FSM Labor and Immigration temporarily reverses decision to expel foreign workers

By Bill Jaynes
The Kaselehlie Press
October 13, 2016
Federated States of Micronesia—In late August, the FSM’s Department of Labor and Immigration (L&I) notified Pohnpei’s Chief of the State Labor Office that it was returning applications for 46 foreign employees without its endorsement. The letter said that Pohnpei should notify the employers of those foreign workers that they should make arrangements for the employees to leave the FSM’s jurisdiction within 15 days of the notice.
The vast majority of the foreign workers listed on the letter were Filipinos. Joses Gallen, FSM’s Secretary for the Department of Justice (DOJ) said that is “because they constitute more than 80% of alien labor in this country.”
Two days later the Chuuk Office of FSM Labor and Immigration similarly notified employers in Chuuk that it would not be renewing contracts for foreign laborers. Shortly thereafter, several business owners and employers in Chuuk received letters detailing the names of their foreign workers who needed to leave the FSM within 15 days of that notice.


At least one attorney petitioned the action on behalf of a client. An Assistant Attorney General at FSM DOJ told the attorney in an email that DOJ had instructed L&I to rescind the letter.
Isaac Artui of Pohnpei’s Labor Office said that there was never any formal written communication saying that the L&I letter had been rescinded. He said that his office received a phone call from L&I saying that they should go ahead and process the labor permits for the named employees.
“It was not rescinded,” Gallen said during an online chat. “It was only extended for the next 6 months and up to a year to give all employers and their alien employees time to develop their plans to train up locals to do the work that most of the alien laborers are doing.”
Artui said that the State labor authorities have not been notified that the FSM merely deferred the action rather than rescinding it outright.
“For the record,” Gallen said, “currently the National Government is reviewing the FSM Labor laws and regulations including FSM Foreign Investment laws and regulations to (be) more economically and socially driven in the interest of the FSM given the current trend of increased and dominant foreign laborers in the country, and the mass exodus of FSM citizens leaving the FSM, and their families looking for...better opportunities than in the FSM. This is politically, socially, and economically incorrect.”
“Why are we hiring more aliens to do the work that the locals can do,” Gallen wrote. “Why are we allowing our citizens to leave the country to look for opportunity outside? Two simple answers: 1) We are not providing the opportunity; 2) Government and private sectors prefer outsiders because they do not have funerals. These are wrong—politically wrong and economically wrong.”

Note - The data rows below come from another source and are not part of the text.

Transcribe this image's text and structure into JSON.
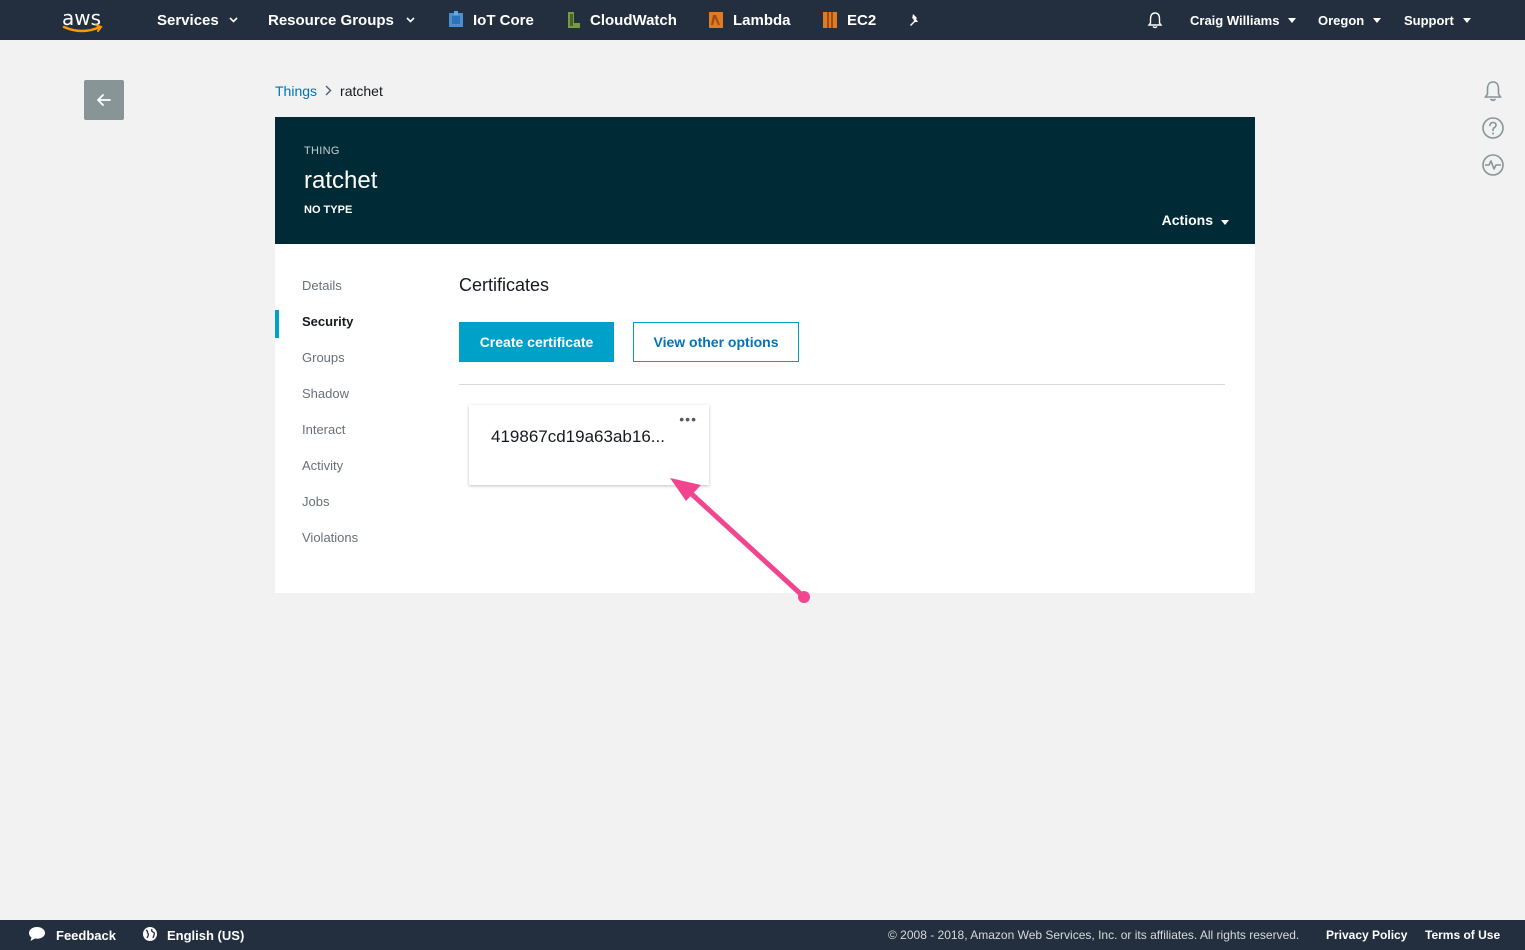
{
  "topnav": {
    "logo": "aws",
    "services": "Services",
    "resource_groups": "Resource Groups",
    "iot_core": "IoT Core",
    "cloudwatch": "CloudWatch",
    "lambda": "Lambda",
    "ec2": "EC2",
    "user": "Craig Williams",
    "region": "Oregon",
    "support": "Support",
    "icons": [
      "bell-icon",
      "pin-icon"
    ]
  },
  "breadcrumb": {
    "parent": "Things",
    "current": "ratchet"
  },
  "header": {
    "label": "THING",
    "name": "ratchet",
    "type": "NO TYPE",
    "actions": "Actions"
  },
  "sidenav": {
    "items": [
      {
        "label": "Details"
      },
      {
        "label": "Security",
        "active": true
      },
      {
        "label": "Groups"
      },
      {
        "label": "Shadow"
      },
      {
        "label": "Interact"
      },
      {
        "label": "Activity"
      },
      {
        "label": "Jobs"
      },
      {
        "label": "Violations"
      }
    ]
  },
  "main": {
    "title": "Certificates",
    "create_button": "Create certificate",
    "other_options_button": "View other options",
    "certificate": {
      "id": "419867cd19a63ab16...",
      "menu": "•••"
    }
  },
  "footer": {
    "feedback": "Feedback",
    "language": "English (US)",
    "copyright": "© 2008 - 2018, Amazon Web Services, Inc. or its affiliates. All rights reserved.",
    "privacy": "Privacy Policy",
    "terms": "Terms of Use"
  },
  "colors": {
    "nav_bg": "#232f3e",
    "header_bg": "#002b36",
    "accent": "#00a1c9",
    "link": "#0073bb",
    "annotation": "#f1468f"
  }
}
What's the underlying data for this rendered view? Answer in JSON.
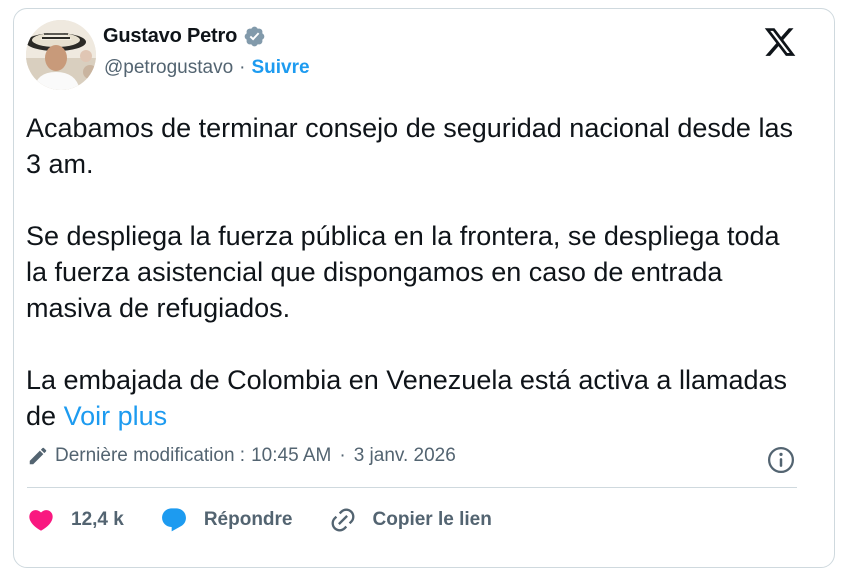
{
  "author": {
    "name": "Gustavo Petro",
    "handle": "@petrogustavo",
    "separator": "·",
    "follow_label": "Suivre",
    "verified": true,
    "avatar_icon": "user-avatar"
  },
  "platform_logo": "x-logo-icon",
  "tweet": {
    "paragraphs": [
      "Acabamos de terminar consejo de seguridad nacional desde las 3 am.",
      "Se despliega la fuerza pública en la frontera, se despliega toda la fuerza asistencial que dispongamos en caso de entrada masiva de refugiados.",
      "La embajada de Colombia en Venezuela está activa a llamadas de"
    ],
    "see_more": "Voir plus"
  },
  "meta": {
    "edited_label": "Dernière modification :",
    "time": "10:45 AM",
    "separator": "·",
    "date": "3 janv. 2026"
  },
  "actions": {
    "likes_count": "12,4 k",
    "reply_label": "Répondre",
    "copy_link_label": "Copier le lien"
  },
  "colors": {
    "accent": "#1d9bf0",
    "like": "#f91880",
    "muted": "#536471",
    "text": "#0f1419",
    "border": "#cfd9de"
  }
}
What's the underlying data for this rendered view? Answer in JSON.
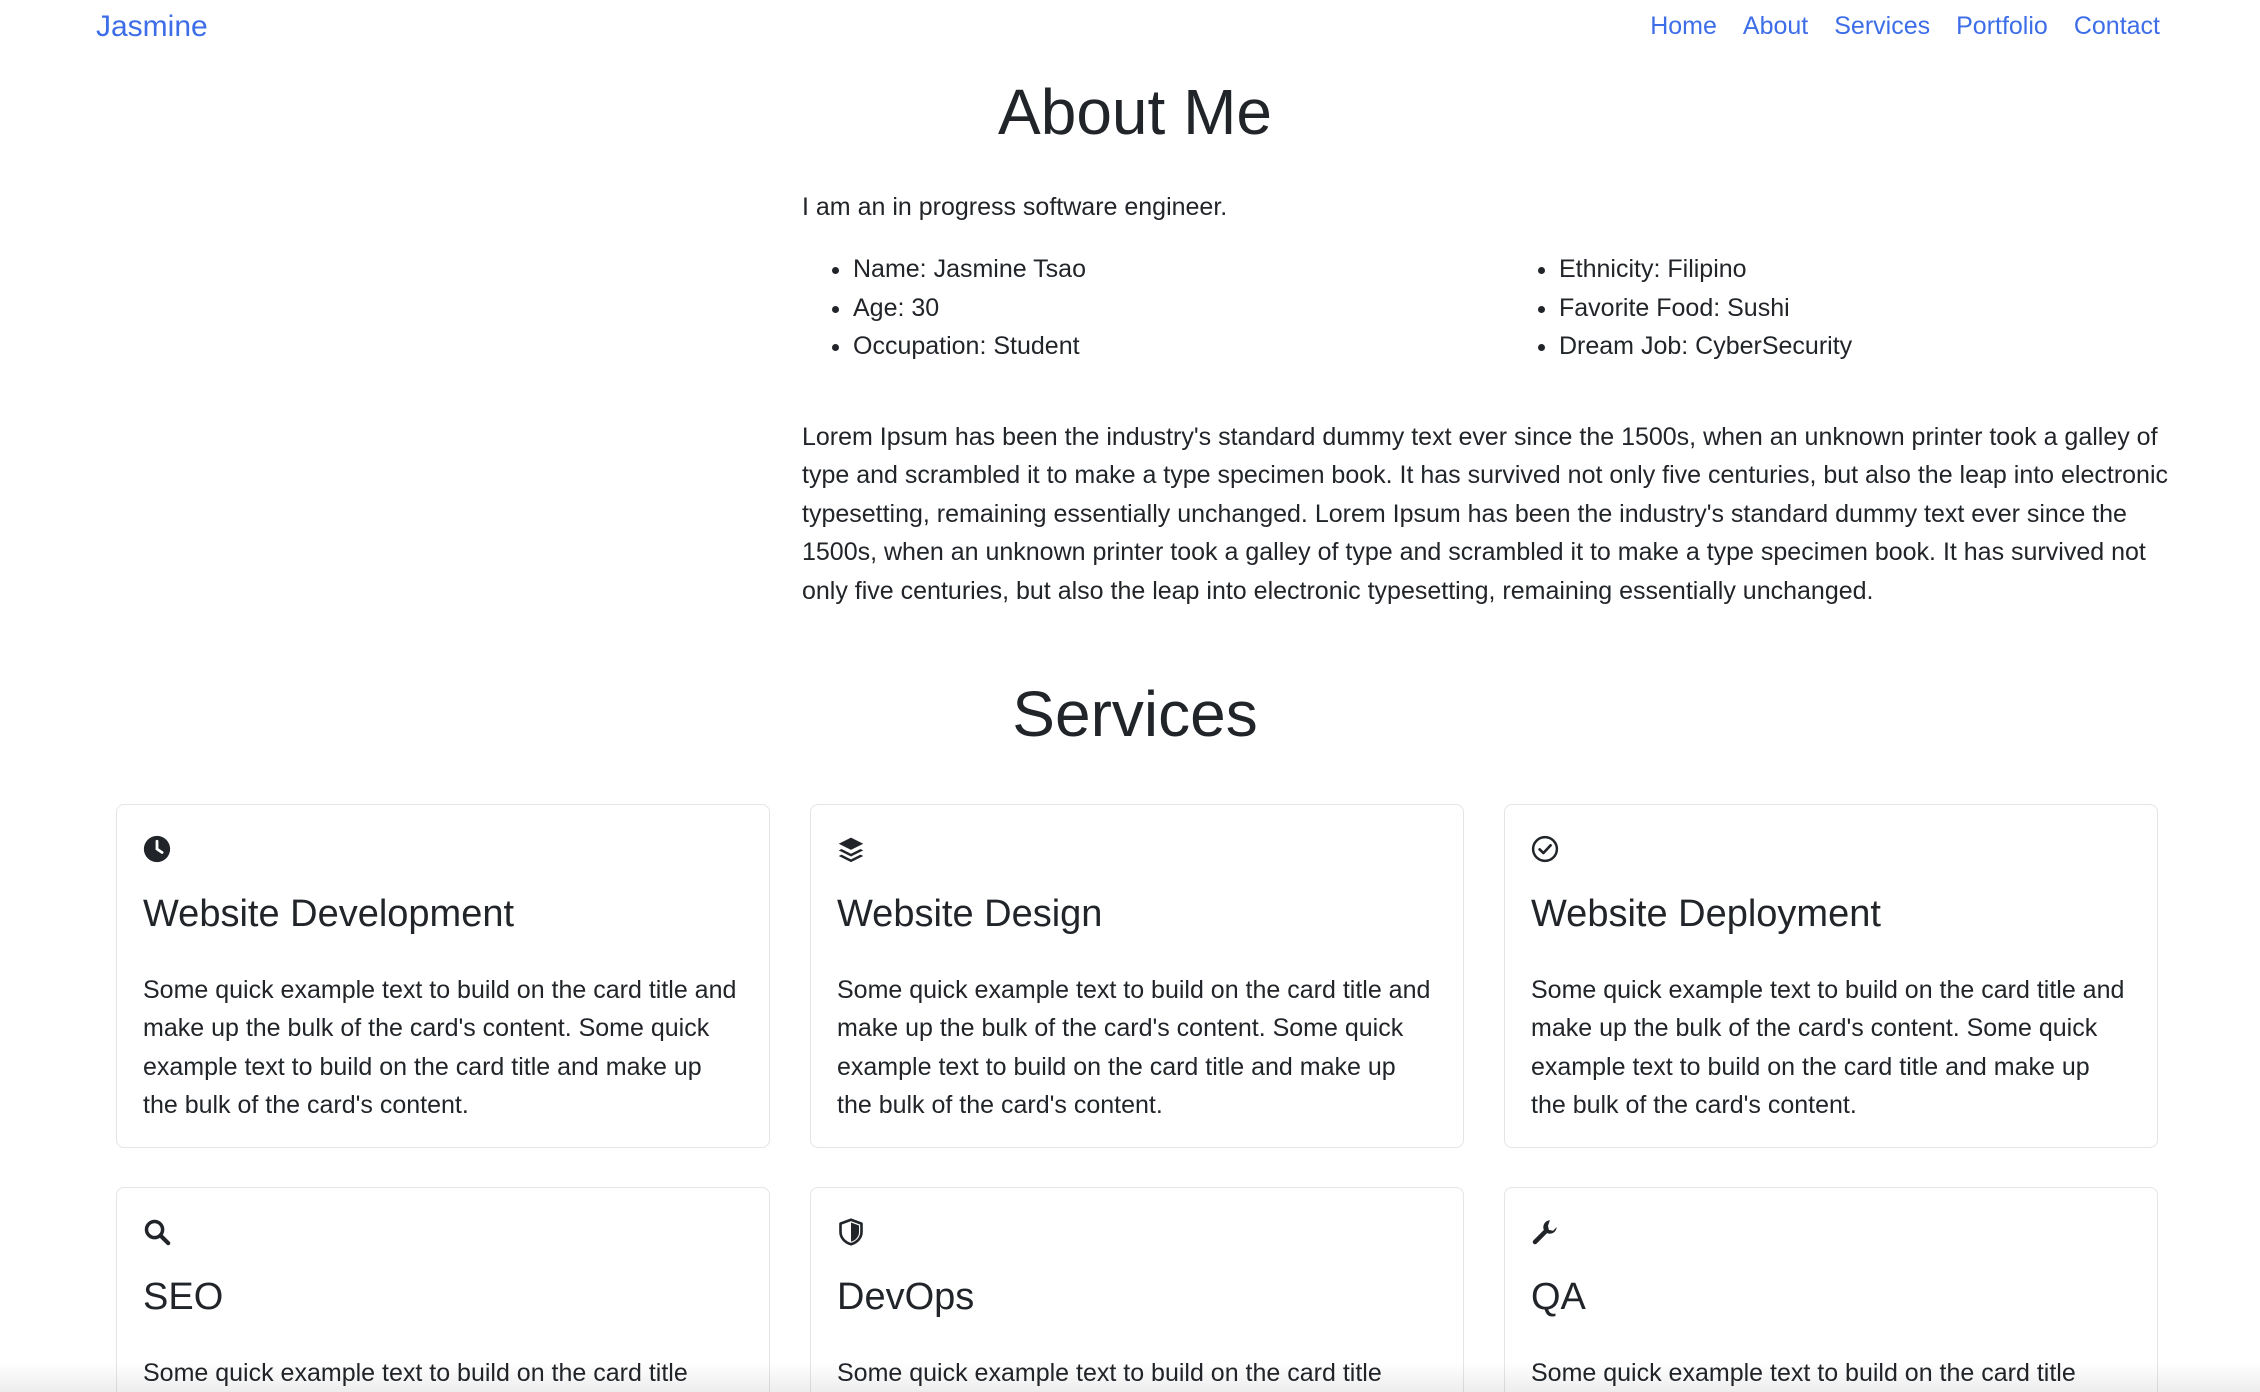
{
  "navbar": {
    "brand": "Jasmine",
    "links": [
      "Home",
      "About",
      "Services",
      "Portfolio",
      "Contact"
    ]
  },
  "about": {
    "title": "About Me",
    "intro": "I am an in progress software engineer.",
    "facts_left": [
      "Name: Jasmine Tsao",
      "Age: 30",
      "Occupation: Student"
    ],
    "facts_right": [
      "Ethnicity: Filipino",
      "Favorite Food: Sushi",
      "Dream Job: CyberSecurity"
    ],
    "bio": "Lorem Ipsum has been the industry's standard dummy text ever since the 1500s, when an unknown printer took a galley of type and scrambled it to make a type specimen book. It has survived not only five centuries, but also the leap into electronic typesetting, remaining essentially unchanged. Lorem Ipsum has been the industry's standard dummy text ever since the 1500s, when an unknown printer took a galley of type and scrambled it to make a type specimen book. It has survived not only five centuries, but also the leap into electronic typesetting, remaining essentially unchanged."
  },
  "services": {
    "title": "Services",
    "cards": [
      {
        "icon": "clock-icon",
        "title": "Website Development",
        "text": "Some quick example text to build on the card title and make up the bulk of the card's content. Some quick example text to build on the card title and make up the bulk of the card's content."
      },
      {
        "icon": "layers-icon",
        "title": "Website Design",
        "text": "Some quick example text to build on the card title and make up the bulk of the card's content. Some quick example text to build on the card title and make up the bulk of the card's content."
      },
      {
        "icon": "check-circle-icon",
        "title": "Website Deployment",
        "text": "Some quick example text to build on the card title and make up the bulk of the card's content. Some quick example text to build on the card title and make up the bulk of the card's content."
      },
      {
        "icon": "search-icon",
        "title": "SEO",
        "text": "Some quick example text to build on the card title"
      },
      {
        "icon": "shield-icon",
        "title": "DevOps",
        "text": "Some quick example text to build on the card title"
      },
      {
        "icon": "wrench-icon",
        "title": "QA",
        "text": "Some quick example text to build on the card title"
      }
    ]
  },
  "colors": {
    "link": "#3d6ee8",
    "text": "#212529",
    "card_border": "#e3e5e8"
  }
}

The FSM’s letter to the Pohnpei labor office said that the FSM Code “states the functions and duties of employment service which is ‘to conduct continuing surveys of manpower needs, assist in preparing training programs, and recommend other measures for alleviating shortages and reducing the need for nonresident workers.’”
Gallen confirmed that the FSM has not been conducting labor surveys to determine whether or not qualified locals are available for positions that are currently being filled by foreign nationals.
Artui said that the Pohnpei Office of Personnel and Labor has been doing surveys. He claims that the move by FSM L&I is an attempt to wrest control of the process of issuing permits from the States. “We have our own labor laws for the best interest of Pohnpei State,” he said.
Gallen asserts that employers have not been training locals to fill positions currently occupied by alien workers. He didn’t answer when we asked several times if that had been happening in the retail businesses he owns.
Some FSM employers have complained that they quite often spend time and money to train their fellow citizens only to have those employees take their new skills to Guam or to the US mainland.
Artui said that his office has issued work permits to all of the alien workers mentioned on L&I’s list, so at least until it is time to once again renew the permits, those employees are legally authorized to work under their contracts. He said that his office would continue to issue permits for applications that meet the requirements of the law and with Pohnpei’s labor needs.